Exercise goal
Whenever a line in the listing contains "label", copy that line.

Data to examine
——————
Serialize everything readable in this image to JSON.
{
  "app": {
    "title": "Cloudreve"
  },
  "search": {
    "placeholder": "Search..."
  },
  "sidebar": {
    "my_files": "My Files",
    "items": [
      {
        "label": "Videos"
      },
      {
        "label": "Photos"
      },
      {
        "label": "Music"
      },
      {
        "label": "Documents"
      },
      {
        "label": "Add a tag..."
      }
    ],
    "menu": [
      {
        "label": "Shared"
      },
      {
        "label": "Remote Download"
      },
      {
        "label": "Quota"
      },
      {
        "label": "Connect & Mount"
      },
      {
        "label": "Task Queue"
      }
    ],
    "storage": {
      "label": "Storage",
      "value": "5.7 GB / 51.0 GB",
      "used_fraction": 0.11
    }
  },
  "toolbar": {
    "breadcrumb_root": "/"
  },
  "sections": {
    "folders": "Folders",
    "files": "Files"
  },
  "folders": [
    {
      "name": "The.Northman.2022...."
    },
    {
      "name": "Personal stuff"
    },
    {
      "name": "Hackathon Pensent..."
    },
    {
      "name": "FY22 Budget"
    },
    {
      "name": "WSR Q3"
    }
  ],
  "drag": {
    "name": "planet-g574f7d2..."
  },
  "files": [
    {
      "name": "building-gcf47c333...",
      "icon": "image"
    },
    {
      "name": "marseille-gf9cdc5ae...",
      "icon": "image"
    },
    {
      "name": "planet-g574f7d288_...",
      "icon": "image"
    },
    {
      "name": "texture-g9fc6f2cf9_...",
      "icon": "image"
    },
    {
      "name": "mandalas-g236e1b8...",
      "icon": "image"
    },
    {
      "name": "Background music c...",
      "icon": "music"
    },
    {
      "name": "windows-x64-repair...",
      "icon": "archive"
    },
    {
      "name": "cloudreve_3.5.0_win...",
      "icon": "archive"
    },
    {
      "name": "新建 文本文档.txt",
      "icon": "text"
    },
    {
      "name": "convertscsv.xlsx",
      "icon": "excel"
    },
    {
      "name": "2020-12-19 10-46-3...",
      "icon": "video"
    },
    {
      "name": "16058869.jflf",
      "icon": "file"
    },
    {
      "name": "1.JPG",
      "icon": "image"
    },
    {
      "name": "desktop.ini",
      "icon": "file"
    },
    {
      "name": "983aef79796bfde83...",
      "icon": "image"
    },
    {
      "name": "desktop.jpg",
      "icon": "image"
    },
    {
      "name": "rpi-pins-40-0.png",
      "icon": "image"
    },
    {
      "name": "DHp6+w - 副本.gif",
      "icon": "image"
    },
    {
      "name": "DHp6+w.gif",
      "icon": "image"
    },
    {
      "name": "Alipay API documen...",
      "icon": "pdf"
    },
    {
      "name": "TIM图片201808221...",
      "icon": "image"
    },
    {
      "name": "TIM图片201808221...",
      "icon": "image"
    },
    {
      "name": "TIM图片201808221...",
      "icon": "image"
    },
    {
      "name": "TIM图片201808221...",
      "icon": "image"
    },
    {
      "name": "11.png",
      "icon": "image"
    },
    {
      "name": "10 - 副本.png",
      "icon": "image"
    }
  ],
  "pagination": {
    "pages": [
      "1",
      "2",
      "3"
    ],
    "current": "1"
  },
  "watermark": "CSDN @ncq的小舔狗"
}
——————
Task result
        "label": "Videos"
        "label": "Photos"
        "label": "Music"
        "label": "Documents"
        "label": "Add a tag..."
        "label": "Shared"
        "label": "Remote Download"
        "label": "Quota"
        "label": "Connect & Mount"
        "label": "Task Queue"
      "label": "Storage",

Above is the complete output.